Sports are canceled, social distancing rules are in effect, and work-from-home policies are being activated nationwide. You've basically just described a gaming utopia. Amidst the unprecedented times we're living in and the compulsion to self-quarantine, we have to ask:
So, what are you playing?
I live in an area that has gone into moderate lockdown mode. With everything in the area either cancelled or closed—and you can only spend so much time in the grocery store madness—my family is quickly turning to video games as a way to prevent going crazy.
My littler kids, who have abundant and endless energy, have zeroed in on Just Dance 2020 on the Stadia. Since we aren’t able to go to any of the “fun places” that they like to visit when off school (and they are off for at least a month!), they needed a way to burn off excess energy. Just Dance 2020 allows the kids to tap into the World Dance Competition, which allows them to dance in tandem with thousands of dancers all around the world, and just stand there twitching in the living room while the energy melts away.
For my part, I’ve been digging in pretty deeply on My Time at Portia. I first got the game as part of a Humble Bundle, and after spending a few hours playing it, I decided to pick up another copy on PS4. This is the sort of game that requires laying on the sofa.

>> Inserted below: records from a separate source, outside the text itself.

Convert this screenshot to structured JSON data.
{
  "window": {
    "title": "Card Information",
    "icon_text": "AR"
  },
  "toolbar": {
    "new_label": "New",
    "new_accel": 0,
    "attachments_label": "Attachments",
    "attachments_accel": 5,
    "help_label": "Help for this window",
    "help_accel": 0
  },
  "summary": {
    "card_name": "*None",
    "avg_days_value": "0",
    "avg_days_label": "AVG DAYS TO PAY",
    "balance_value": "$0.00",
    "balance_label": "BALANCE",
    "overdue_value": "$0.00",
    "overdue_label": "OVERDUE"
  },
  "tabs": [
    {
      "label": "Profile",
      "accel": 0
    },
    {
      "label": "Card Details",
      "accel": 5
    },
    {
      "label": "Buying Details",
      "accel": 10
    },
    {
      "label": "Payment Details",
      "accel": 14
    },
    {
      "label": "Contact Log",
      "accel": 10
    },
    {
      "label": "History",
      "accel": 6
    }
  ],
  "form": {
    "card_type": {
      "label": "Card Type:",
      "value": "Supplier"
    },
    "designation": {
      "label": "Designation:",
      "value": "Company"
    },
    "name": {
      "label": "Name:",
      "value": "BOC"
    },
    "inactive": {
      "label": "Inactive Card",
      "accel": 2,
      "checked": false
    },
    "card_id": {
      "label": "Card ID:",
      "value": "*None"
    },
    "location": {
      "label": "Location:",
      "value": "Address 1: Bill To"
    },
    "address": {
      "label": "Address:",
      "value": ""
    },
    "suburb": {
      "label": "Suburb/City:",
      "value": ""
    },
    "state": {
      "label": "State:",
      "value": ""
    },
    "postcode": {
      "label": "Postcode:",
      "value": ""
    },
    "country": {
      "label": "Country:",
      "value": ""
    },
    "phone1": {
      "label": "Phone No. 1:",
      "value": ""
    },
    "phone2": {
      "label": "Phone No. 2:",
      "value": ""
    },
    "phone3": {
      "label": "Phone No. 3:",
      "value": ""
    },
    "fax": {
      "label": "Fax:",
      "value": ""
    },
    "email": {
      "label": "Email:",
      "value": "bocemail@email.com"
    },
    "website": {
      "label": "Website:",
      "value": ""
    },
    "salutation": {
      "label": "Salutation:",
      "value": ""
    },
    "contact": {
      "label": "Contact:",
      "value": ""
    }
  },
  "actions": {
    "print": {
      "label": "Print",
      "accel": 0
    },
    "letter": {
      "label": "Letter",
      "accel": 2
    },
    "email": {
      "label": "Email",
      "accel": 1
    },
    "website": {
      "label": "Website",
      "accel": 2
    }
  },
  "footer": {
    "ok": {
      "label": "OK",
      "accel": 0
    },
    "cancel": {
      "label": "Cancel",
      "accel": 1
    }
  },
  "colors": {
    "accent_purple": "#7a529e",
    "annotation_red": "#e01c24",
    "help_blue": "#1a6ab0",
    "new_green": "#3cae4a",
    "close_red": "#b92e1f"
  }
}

Portia’s steady day/night rhythms and no-pressure gameplay are just what the doctor ordered to help ease my rather significant anxiety. I could literally just sit there all day and play Portia. It’s an amazing game.
My 17-year-old was scheduled to visit us from the Bay Area for spring break, but due to the current airline nightmare, we decided to forgo the visit. That has us looking to PS VR as a method for us to spend time together. We’re big Korix fans, so I’m sure we will dip back into that classic strategy title soon (it’s our VR comfort food). I also thought that we might dip back into Rec Room. It’s been about a year, so it’ll be neat to see how far the game has come. It’s been a while since we ran any missions on Star Trek: Bridge Crew, so that might be worth a look as well.
My oldest son has strangely turned to the free-to-play MOBA Smite since his university (and volleyball season) were cancelled. “Smite?” I asked. “Really? Not the new Call of Duty battle royale? Or Apex? Or Dauntless?” “Nope,” he replied. “All in on Smite. All Smite, all the time. Stayed up for like 30 hours playing it.” To each his own.
I stepped out into 15 minutes of unexpected non-stick snow in Southern Oregon before heading back indoors and hunkering down for the final chapter of Kentucky Route Zero: TV Edition. I've got food in the freezer and dry goods in the pantry, but hardly any toilet paper at all because I'm one of those weirdos that switched to bidets years ago. Best of luck to parents who suddenly find themselves homeschooling for the first time ever. One tip from an already homeschooling parent: you don't have to sit at a desk all day. We snuggle up with our young'un on the couch during math (a subject that's full of tears and heartache), or, dare I say, we gather around the dining table for the ethical "Trolley Problem" that can be found in a round of Pandemic. It's not back-to-back lessons, though. We're going to be playing a lot of good ol' Skyrim, too.
Adventure games—the point-and-click kind—have always had a soft spot in my heart, even as my heart has hardened to other genres. Yet I'm often looking for something more from my adventure games. I grew up in the era of King's Quest and Roger Wilco, when Sierra Entertainment was more than happy to leave me wandering through screen after screen of endless, dry desert until I died. Those games were terrible, but I didn't know any better. Now, in Kentucky Route Zero, instead of sketching out maps on a steno pad, I'm building in-game narratives with song lyrics, watching my protagonist literally get worked to the bone, and reviewing the State of the Nation over the course of this game's seven-year development cycle. We've come a long way from the "guess the Rube Goldberg solutions to these point-and-clicker puzzles" days of yore, thank goodness.
With Half-Life: Alyx coming soon, I decided to get my VR setup ready. I haven't used my Valve Index as much as I wanted to since I've had surgery done to my eyes, but with some 3D-printed lens holders and cheap Zenni glasses, I can now see well in my Index.
So I am back in the two Bethesda flagships, Skyrim VR and Fallout 4 VR. They are both heavily modded so I'm not just playing the vanilla game and it's so much fun. It's too bad Bethesda hasn't done any updates for these games as they deserve more love to make it playable for those who don't have the setup like mine.
I might pop into 7 Days to Die because it just seems appropriate to be hunkering down in a base fighting zombies considering the world we live in right now.